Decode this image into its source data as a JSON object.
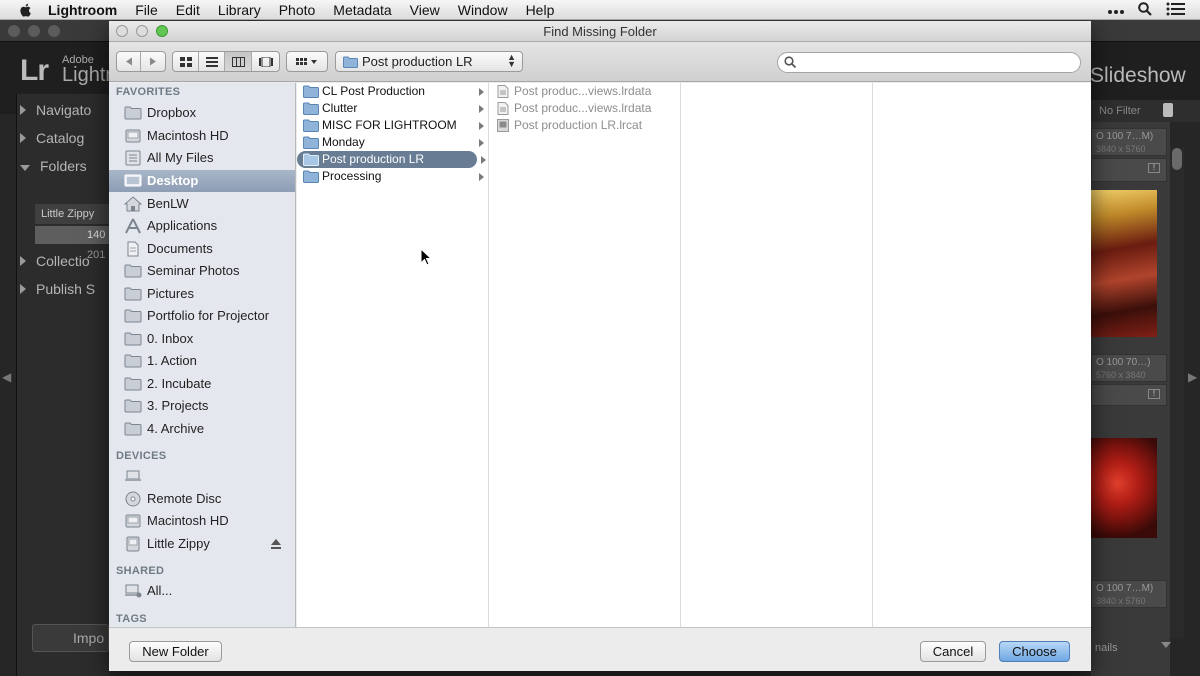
{
  "menubar": {
    "app": "Lightroom",
    "items": [
      "File",
      "Edit",
      "Library",
      "Photo",
      "Metadata",
      "View",
      "Window",
      "Help"
    ]
  },
  "lightroom": {
    "logo": "Lr",
    "brand_small": "Adobe",
    "brand": "Lightr",
    "module": "Slideshow",
    "panels": [
      "Navigato",
      "Catalog",
      "Folders",
      "Collectio",
      "Publish S"
    ],
    "volume": "Little Zippy",
    "folder_1": "140",
    "folder_2": "201",
    "import": "Impo",
    "filter": "No Filter",
    "cells": [
      {
        "meta": "O 100   7…M)",
        "dim": "3840 x 5760"
      },
      {
        "meta": "O 100   70…)",
        "dim": "5760 x 3840"
      },
      {
        "meta": "O 100   7…M)",
        "dim": "3840 x 5760"
      }
    ],
    "bottom_label": "nails"
  },
  "dialog": {
    "title": "Find Missing Folder",
    "path": "Post production LR",
    "search_placeholder": "",
    "sidebar": {
      "favorites_label": "FAVORITES",
      "favorites": [
        {
          "label": "Dropbox",
          "icon": "folder-icon"
        },
        {
          "label": "Macintosh HD",
          "icon": "hard-drive-icon"
        },
        {
          "label": "All My Files",
          "icon": "all-files-icon"
        },
        {
          "label": "Desktop",
          "icon": "desktop-icon",
          "selected": true
        },
        {
          "label": "BenLW",
          "icon": "home-icon"
        },
        {
          "label": "Applications",
          "icon": "applications-icon"
        },
        {
          "label": "Documents",
          "icon": "documents-icon"
        },
        {
          "label": "Seminar Photos",
          "icon": "folder-icon"
        },
        {
          "label": "Pictures",
          "icon": "folder-icon"
        },
        {
          "label": "Portfolio for Projector",
          "icon": "folder-icon"
        },
        {
          "label": "0. Inbox",
          "icon": "folder-icon"
        },
        {
          "label": "1. Action",
          "icon": "folder-icon"
        },
        {
          "label": "2. Incubate",
          "icon": "folder-icon"
        },
        {
          "label": "3. Projects",
          "icon": "folder-icon"
        },
        {
          "label": "4. Archive",
          "icon": "folder-icon"
        }
      ],
      "devices_label": "DEVICES",
      "devices": [
        {
          "label": "",
          "icon": "laptop-icon"
        },
        {
          "label": "Remote Disc",
          "icon": "disc-icon"
        },
        {
          "label": "Macintosh HD",
          "icon": "hard-drive-icon"
        },
        {
          "label": "Little Zippy",
          "icon": "external-drive-icon",
          "eject": true
        }
      ],
      "shared_label": "SHARED",
      "shared": [
        {
          "label": "All...",
          "icon": "network-icon"
        }
      ],
      "tags_label": "TAGS"
    },
    "column1": [
      {
        "label": "CL Post Production"
      },
      {
        "label": "Clutter"
      },
      {
        "label": "MISC FOR LIGHTROOM"
      },
      {
        "label": "Monday"
      },
      {
        "label": "Post production LR",
        "selected": true
      },
      {
        "label": "Processing"
      }
    ],
    "column2": [
      {
        "label": "Post produc...views.lrdata",
        "icon": "lrdata-icon"
      },
      {
        "label": "Post produc...views.lrdata",
        "icon": "lrdata-icon"
      },
      {
        "label": "Post production LR.lrcat",
        "icon": "lrcat-icon"
      }
    ],
    "buttons": {
      "new_folder": "New Folder",
      "cancel": "Cancel",
      "choose": "Choose"
    }
  },
  "colors": {
    "selection": "#687c94",
    "sidebar_bg": "#e4e8ee",
    "default_button": "#6fa7e3",
    "lightroom_bg": "#262626"
  }
}
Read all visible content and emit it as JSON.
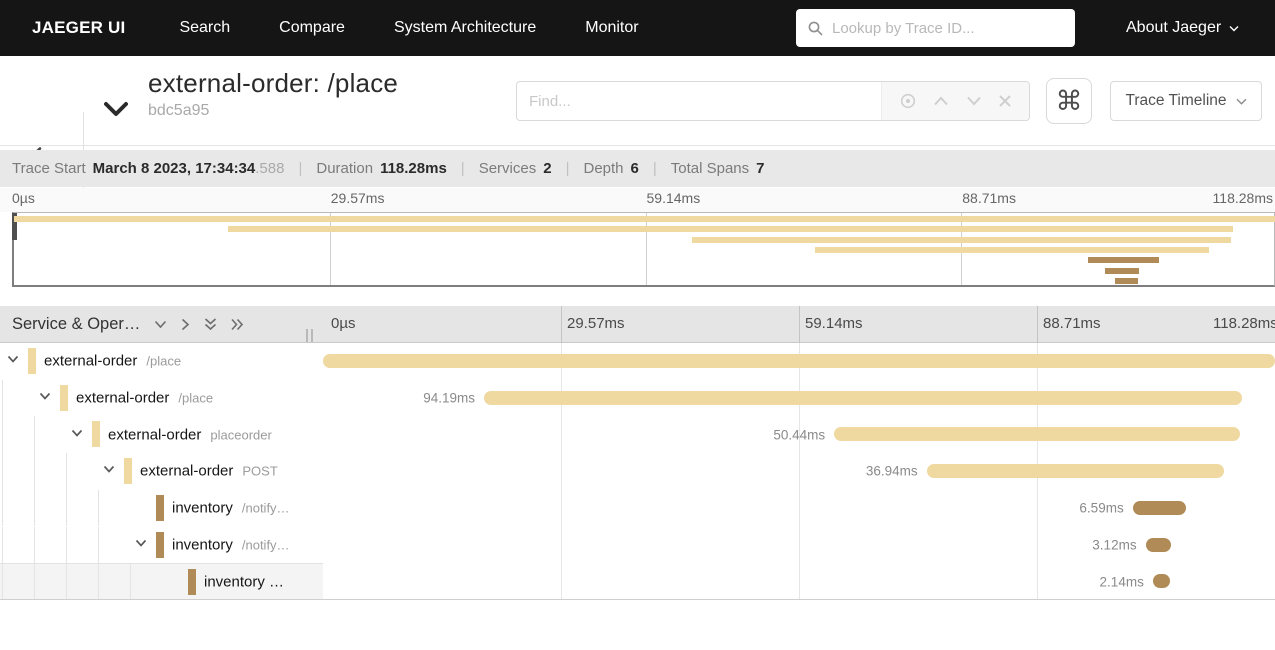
{
  "nav": {
    "brand": "JAEGER UI",
    "items": [
      "Search",
      "Compare",
      "System Architecture",
      "Monitor"
    ],
    "trace_lookup_placeholder": "Lookup by Trace ID...",
    "about_label": "About Jaeger"
  },
  "header": {
    "title": "external-order: /place",
    "trace_id": "bdc5a95",
    "find_placeholder": "Find...",
    "view_selector_label": "Trace Timeline",
    "shortcut_glyph": "⌘"
  },
  "summary": {
    "items": [
      {
        "label": "Trace Start",
        "value": "March 8 2023, 17:34:34",
        "suffix": ".588"
      },
      {
        "label": "Duration",
        "value": "118.28ms",
        "suffix": ""
      },
      {
        "label": "Services",
        "value": "2",
        "suffix": ""
      },
      {
        "label": "Depth",
        "value": "6",
        "suffix": ""
      },
      {
        "label": "Total Spans",
        "value": "7",
        "suffix": ""
      }
    ]
  },
  "timeline": {
    "left_header": "Service & Oper…",
    "ticks_ms": [
      0,
      29.57,
      59.14,
      88.71,
      118.28
    ],
    "tick_labels": [
      "0µs",
      "29.57ms",
      "59.14ms",
      "88.71ms",
      "118.28ms"
    ],
    "total_ms": 118.28
  },
  "colors": {
    "external-order": "#f0d9a0",
    "inventory": "#b08b57",
    "nav_bg": "#151515",
    "summary_bg": "#e8e8e8"
  },
  "spans": [
    {
      "service": "external-order",
      "operation": "/place",
      "depth": 0,
      "start_ms": 0,
      "duration_ms": 118.28,
      "duration_label": "",
      "color": "external-order",
      "expandable": true,
      "highlighted": false
    },
    {
      "service": "external-order",
      "operation": "/place",
      "depth": 1,
      "start_ms": 20.0,
      "duration_ms": 94.19,
      "duration_label": "94.19ms",
      "color": "external-order",
      "expandable": true,
      "highlighted": false
    },
    {
      "service": "external-order",
      "operation": "placeorder",
      "depth": 2,
      "start_ms": 63.5,
      "duration_ms": 50.44,
      "duration_label": "50.44ms",
      "color": "external-order",
      "expandable": true,
      "highlighted": false
    },
    {
      "service": "external-order",
      "operation": "POST",
      "depth": 3,
      "start_ms": 75.0,
      "duration_ms": 36.94,
      "duration_label": "36.94ms",
      "color": "external-order",
      "expandable": true,
      "highlighted": false
    },
    {
      "service": "inventory",
      "operation": "/notify…",
      "depth": 4,
      "start_ms": 100.6,
      "duration_ms": 6.59,
      "duration_label": "6.59ms",
      "color": "inventory",
      "expandable": false,
      "highlighted": false
    },
    {
      "service": "inventory",
      "operation": "/notify…",
      "depth": 4,
      "start_ms": 102.2,
      "duration_ms": 3.12,
      "duration_label": "3.12ms",
      "color": "inventory",
      "expandable": true,
      "highlighted": false
    },
    {
      "service": "inventory …",
      "operation": "",
      "depth": 5,
      "start_ms": 103.1,
      "duration_ms": 2.14,
      "duration_label": "2.14ms",
      "color": "inventory",
      "expandable": false,
      "highlighted": true
    }
  ]
}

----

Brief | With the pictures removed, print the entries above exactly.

Answer box |
Decode this image into its source data as a JSON object.
{
  "menubar": {
    "app": "Lightroom",
    "items": [
      "File",
      "Edit",
      "Library",
      "Photo",
      "Metadata",
      "View",
      "Window",
      "Help"
    ]
  },
  "lightroom": {
    "logo": "Lr",
    "brand_small": "Adobe",
    "brand": "Lightr",
    "module": "Slideshow",
    "panels": [
      "Navigato",
      "Catalog",
      "Folders",
      "Collectio",
      "Publish S"
    ],
    "volume": "Little Zippy",
    "folder_1": "140",
    "folder_2": "201",
    "import": "Impo",
    "filter": "No Filter",
    "cells": [
      {
        "meta": "O 100   7…M)",
        "dim": "3840 x 5760"
      },
      {
        "meta": "O 100   70…)",
        "dim": "5760 x 3840"
      },
      {
        "meta": "O 100   7…M)",
        "dim": "3840 x 5760"
      }
    ],
    "bottom_label": "nails"
  },
  "dialog": {
    "title": "Find Missing Folder",
    "path": "Post production LR",
    "search_placeholder": "",
    "sidebar": {
      "favorites_label": "FAVORITES",
      "favorites": [
        {
          "label": "Dropbox",
          "icon": "folder-icon"
        },
        {
          "label": "Macintosh HD",
          "icon": "hard-drive-icon"
        },
        {
          "label": "All My Files",
          "icon": "all-files-icon"
        },
        {
          "label": "Desktop",
          "icon": "desktop-icon",
          "selected": true
        },
        {
          "label": "BenLW",
          "icon": "home-icon"
        },
        {
          "label": "Applications",
          "icon": "applications-icon"
        },
        {
          "label": "Documents",
          "icon": "documents-icon"
        },
        {
          "label": "Seminar Photos",
          "icon": "folder-icon"
        },
        {
          "label": "Pictures",
          "icon": "folder-icon"
        },
        {
          "label": "Portfolio for Projector",
          "icon": "folder-icon"
        },
        {
          "label": "0. Inbox",
          "icon": "folder-icon"
        },
        {
          "label": "1. Action",
          "icon": "folder-icon"
        },
        {
          "label": "2. Incubate",
          "icon": "folder-icon"
        },
        {
          "label": "3. Projects",
          "icon": "folder-icon"
        },
        {
          "label": "4. Archive",
          "icon": "folder-icon"
        }
      ],
      "devices_label": "DEVICES",
      "devices": [
        {
          "label": "",
          "icon": "laptop-icon"
        },
        {
          "label": "Remote Disc",
          "icon": "disc-icon"
        },
        {
          "label": "Macintosh HD",
          "icon": "hard-drive-icon"
        },
        {
          "label": "Little Zippy",
          "icon": "external-drive-icon",
          "eject": true
        }
      ],
      "shared_label": "SHARED",
      "shared": [
        {
          "label": "All...",
          "icon": "network-icon"
        }
      ],
      "tags_label": "TAGS"
    },
    "column1": [
      {
        "label": "CL Post Production"
      },
      {
        "label": "Clutter"
      },
      {
        "label": "MISC FOR LIGHTROOM"
      },
      {
        "label": "Monday"
      },
      {
        "label": "Post production LR",
        "selected": true
      },
      {
        "label": "Processing"
      }
    ],
    "column2": [
      {
        "label": "Post produc...views.lrdata",
        "icon": "lrdata-icon"
      },
      {
        "label": "Post produc...views.lrdata",
        "icon": "lrdata-icon"
      },
      {
        "label": "Post production LR.lrcat",
        "icon": "lrcat-icon"
      }
    ],
    "buttons": {
      "new_folder": "New Folder",
      "cancel": "Cancel",
      "choose": "Choose"
    }
  },
  "colors": {
    "selection": "#687c94",
    "sidebar_bg": "#e4e8ee",
    "default_button": "#6fa7e3",
    "lightroom_bg": "#262626"
  }
}
Read all visible content and emit it as JSON.
{
  "nav": {
    "brand": "JAEGER UI",
    "items": [
      "Search",
      "Compare",
      "System Architecture",
      "Monitor"
    ],
    "trace_lookup_placeholder": "Lookup by Trace ID...",
    "about_label": "About Jaeger"
  },
  "header": {
    "title": "external-order: /place",
    "trace_id": "bdc5a95",
    "find_placeholder": "Find...",
    "view_selector_label": "Trace Timeline",
    "shortcut_glyph": "⌘"
  },
  "summary": {
    "items": [
      {
        "label": "Trace Start",
        "value": "March 8 2023, 17:34:34",
        "suffix": ".588"
      },
      {
        "label": "Duration",
        "value": "118.28ms",
        "suffix": ""
      },
      {
        "label": "Services",
        "value": "2",
        "suffix": ""
      },
      {
        "label": "Depth",
        "value": "6",
        "suffix": ""
      },
      {
        "label": "Total Spans",
        "value": "7",
        "suffix": ""
      }
    ]
  },
  "timeline": {
    "left_header": "Service & Oper…",
    "ticks_ms": [
      0,
      29.57,
      59.14,
      88.71,
      118.28
    ],
    "tick_labels": [
      "0µs",
      "29.57ms",
      "59.14ms",
      "88.71ms",
      "118.28ms"
    ],
    "total_ms": 118.28
  },
  "colors": {
    "external-order": "#f0d9a0",
    "inventory": "#b08b57",
    "nav_bg": "#151515",
    "summary_bg": "#e8e8e8"
  },
  "spans": [
    {
      "service": "external-order",
      "operation": "/place",
      "depth": 0,
      "start_ms": 0,
      "duration_ms": 118.28,
      "duration_label": "",
      "color": "external-order",
      "expandable": true,
      "highlighted": false
    },
    {
      "service": "external-order",
      "operation": "/place",
      "depth": 1,
      "start_ms": 20.0,
      "duration_ms": 94.19,
      "duration_label": "94.19ms",
      "color": "external-order",
      "expandable": true,
      "highlighted": false
    },
    {
      "service": "external-order",
      "operation": "placeorder",
      "depth": 2,
      "start_ms": 63.5,
      "duration_ms": 50.44,
      "duration_label": "50.44ms",
      "color": "external-order",
      "expandable": true,
      "highlighted": false
    },
    {
      "service": "external-order",
      "operation": "POST",
      "depth": 3,
      "start_ms": 75.0,
      "duration_ms": 36.94,
      "duration_label": "36.94ms",
      "color": "external-order",
      "expandable": true,
      "highlighted": false
    },
    {
      "service": "inventory",
      "operation": "/notify…",
      "depth": 4,
      "start_ms": 100.6,
      "duration_ms": 6.59,
      "duration_label": "6.59ms",
      "color": "inventory",
      "expandable": false,
      "highlighted": false
    },
    {
      "service": "inventory",
      "operation": "/notify…",
      "depth": 4,
      "start_ms": 102.2,
      "duration_ms": 3.12,
      "duration_label": "3.12ms",
      "color": "inventory",
      "expandable": true,
      "highlighted": false
    },
    {
      "service": "inventory …",
      "operation": "",
      "depth": 5,
      "start_ms": 103.1,
      "duration_ms": 2.14,
      "duration_label": "2.14ms",
      "color": "inventory",
      "expandable": false,
      "highlighted": true
    }
  ]
}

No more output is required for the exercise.